But then what is this identity of Lahore? What did Lahore represent to Pran Nevile? Every page of his book is an ode to the city, a celebration of its culture. It is a paean to its multi-religious syncretic identity, where Hindus, Muslims and Sikhs celebrated Diwali and burnt the effigy of Ravana at Minto Park, which was later rechristened Iqbal Park. It is where Sunnis, Brahmins and Bedis placed pots of water and other drinks on the roadside as thousands of Shias marched through the city’s narrow alleys thumping their chests in unison, mourning the martyrdom of Imam Hussain. It is a city where Muslim women used to take their children to Sitla mandir to ward off a spell of chickenpox, while Hindu mothers would tie pieces of cloth and threads at the shrine of Data Sahib, seeking the blessings of the patron saint of Lahore. It was a Lahore where Basant, the festival of kites, was the grandest festival, and the festivals of Lohri and Mela Chiraghan were part of its identity.

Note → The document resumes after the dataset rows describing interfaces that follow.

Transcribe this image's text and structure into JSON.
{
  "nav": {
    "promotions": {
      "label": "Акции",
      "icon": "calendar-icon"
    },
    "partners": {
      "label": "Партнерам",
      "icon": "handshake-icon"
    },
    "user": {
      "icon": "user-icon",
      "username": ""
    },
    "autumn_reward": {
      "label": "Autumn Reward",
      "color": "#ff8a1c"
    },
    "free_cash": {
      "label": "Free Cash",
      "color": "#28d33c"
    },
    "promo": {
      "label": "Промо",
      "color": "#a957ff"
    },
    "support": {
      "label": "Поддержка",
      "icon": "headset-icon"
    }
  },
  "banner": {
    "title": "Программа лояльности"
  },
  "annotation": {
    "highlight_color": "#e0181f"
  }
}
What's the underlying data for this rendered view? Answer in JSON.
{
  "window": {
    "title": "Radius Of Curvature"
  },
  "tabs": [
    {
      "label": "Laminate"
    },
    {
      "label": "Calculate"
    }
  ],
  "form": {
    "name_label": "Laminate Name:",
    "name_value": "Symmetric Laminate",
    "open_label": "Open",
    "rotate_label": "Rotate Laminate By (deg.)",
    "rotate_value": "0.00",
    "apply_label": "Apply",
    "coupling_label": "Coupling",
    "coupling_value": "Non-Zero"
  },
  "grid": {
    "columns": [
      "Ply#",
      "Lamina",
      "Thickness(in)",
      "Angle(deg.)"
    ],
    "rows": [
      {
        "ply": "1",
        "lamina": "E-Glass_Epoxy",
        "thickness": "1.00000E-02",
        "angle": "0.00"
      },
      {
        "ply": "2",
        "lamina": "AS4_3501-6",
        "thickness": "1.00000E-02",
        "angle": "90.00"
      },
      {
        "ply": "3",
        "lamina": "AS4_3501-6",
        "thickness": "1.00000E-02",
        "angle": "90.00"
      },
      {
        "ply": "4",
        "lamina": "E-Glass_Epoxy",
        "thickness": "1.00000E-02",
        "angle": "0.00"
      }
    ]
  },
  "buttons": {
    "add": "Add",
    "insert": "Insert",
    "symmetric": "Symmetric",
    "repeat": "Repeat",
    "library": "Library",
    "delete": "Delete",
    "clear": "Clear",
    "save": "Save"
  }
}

Lahore in the late 1930s and 1940s had become a major film hub. In its cinema halls, a film culture thrived that remained a part of the city’s fabric right up to the 1990s. Even today, at Laxmi Chowk remnants of this lost culture can be seen in the hand-painted film posters atop pre-Partition buildings.
And while it was a city of collective celebration, its public spaces were also deeply masculine. The book talks about the world of women, but a world that was confined to houses, or in the courtyards of courtesans. The city celebrated together moving past narrow religious identities, yet it could not move past these gender identities. It is this perspective that seems to be missing in the glowing image of Lahore that Pran Nevile conjures.
These romanticised notions of the city also seem oblivious to the growing communalisation of the politics of the city that was very much part of the Lahore of the 1930s and 1940s. Lahore saw the rise of the Arya Samaj, Hindu Mahasabha, Anjuman-i-Himayat-i-Islam and the Singh Sabha Movement. Thus while on the one hand different communities celebrated their festivals together, on the other – in the educated, urban middle classes that were emerging from the educational centers of the city – there was a growing sense of exclusive religious identity and ideas of historical injustices that had been committed by one community against the other. Lahore, the multi-religious syncretic city that Nevile celebrates in his book also saw some of the worst acts of violence at the time of Partition, a topic that the author consciously avoided.
The contemporary city
What is therefore the relationship between this historical Lahore that Pran Nevile presents and the contemporary city? There are a few bonds that remain. The culture of syncretism continues to survive, albeit at a minute scale, as Sunnis help Shia celebrate the urs of Bibi Pak Daman. Similarly, Hindus and Christians of the city continue their veneration of Data Sahib, and a handful of Muslims celebrate religious festivals with Hindus at the shrine of Valmiki in Anarkali. But there is also another reality to the city, which saw brutal attacks against Ahmadis in 2010. It is a city where most traces of its non-Muslim past have faded away over time. Its public spaces still remain as masculine as they were in the 1930s and 1940s.
So, in many ways, the Lahore that Nevile experienced continues to survive but in other ways it does not, for it was never real but the result of a love affair, where the emotions of the observer overshadowed his interpretation of the city. This remains an exasperating limitation of any form of representation. Through his book on Lahore, it is not the story of the city that is learned but the story of Pran Nevile, a story that came to an end last week when he died in Gurugram days short of his 96th birthday.
Haroon Khalid is the author of four books. His latest book Imagining Lahore – the city that is, the city that was, was published by Penguin Random House.